When I was serving in the Athletic Department at West Point, I had to go through a serious and complete background check by the DOD to secure and maintain my employment. So did all of our coaching staff..
In contrast, when I was coaching youth football in New Jersey, I had to go through the Rutgers "Safety" class, which in intent was good, but was treated by most of the attendees as a joke. Quite a few of the "coaches" in attendance slept through the presentations and still received their "Certification".
After the Penn State, Syracuse and now AAU situation, we need to assure , by any means necessary, the safety of our children.

Mike Pirolo

Founder and CEO



Thanks for sharing your comments

Thanks, Mike, for sharing. MomsTeam will continue to do what it can to educate parents and administrators of youth sports organizations about the importance of background checks (not foolproof, but a good first step) and the other steps, such as the two-adult rule, parents can take to reduce the risk that their child - or a teammate - will become the victim of a sexual predator.

Totally agree

Day by day, people are listening to what I and others have been saying for years. We will keep the drum roll. Thank you for your input.



Brooke de Lench

Publisher / Editor In Chief



Home Team Advantage: The Critical Role of Mothers in Youth Sports

Sex abuse in sports is a

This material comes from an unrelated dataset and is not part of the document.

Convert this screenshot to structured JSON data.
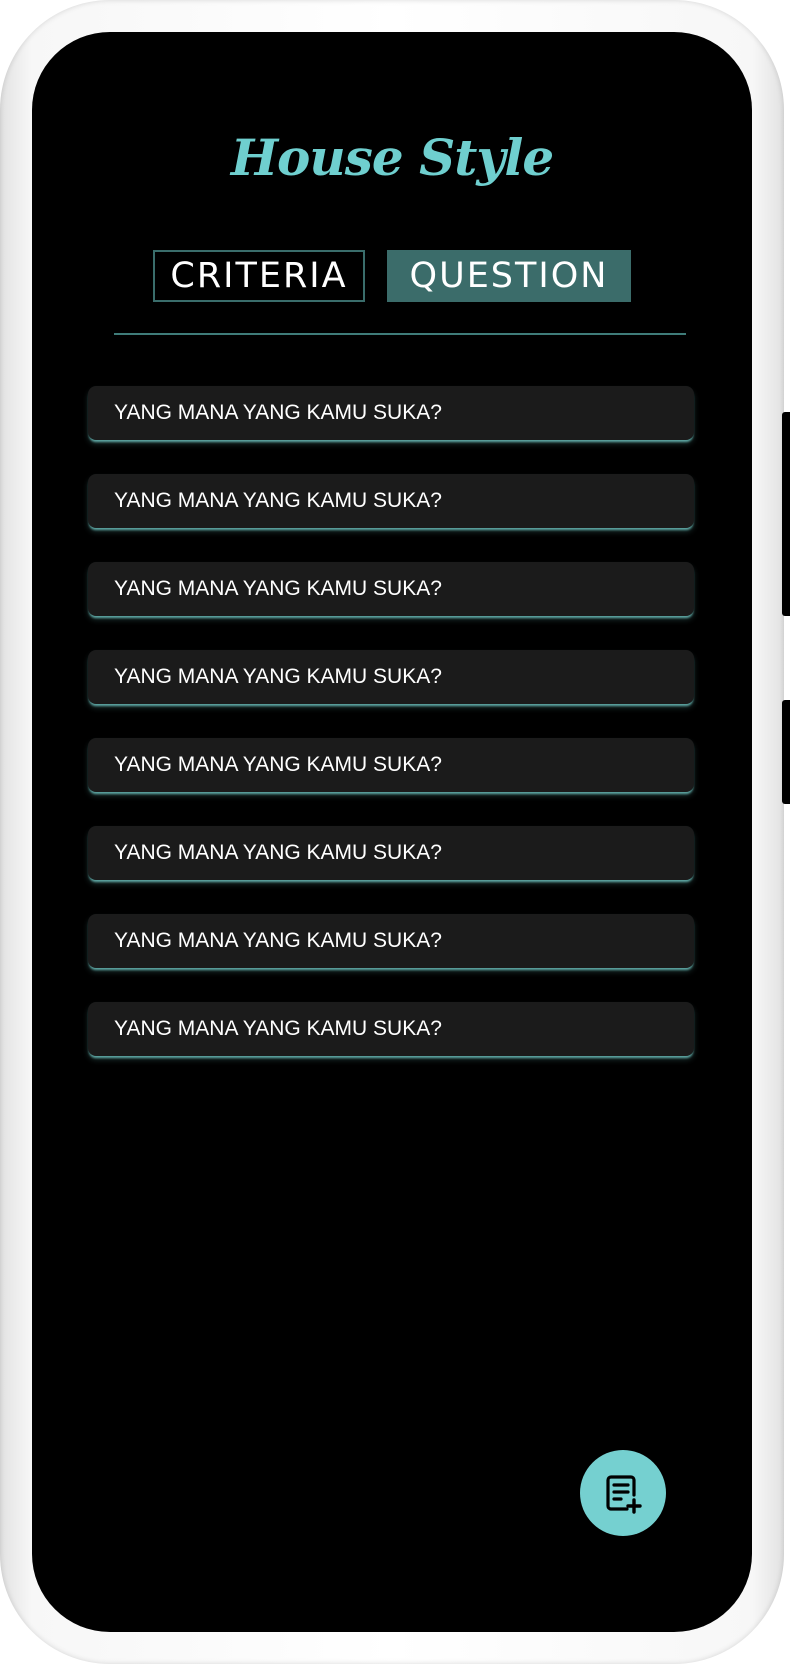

Sex abuse in sports is a rising problem that often bring young athletes demoralized and in the end lose their sense of belonging in the society. The school and the Athletic Association should find a solution to this problem knowing that a lot of young athletes life is at stake.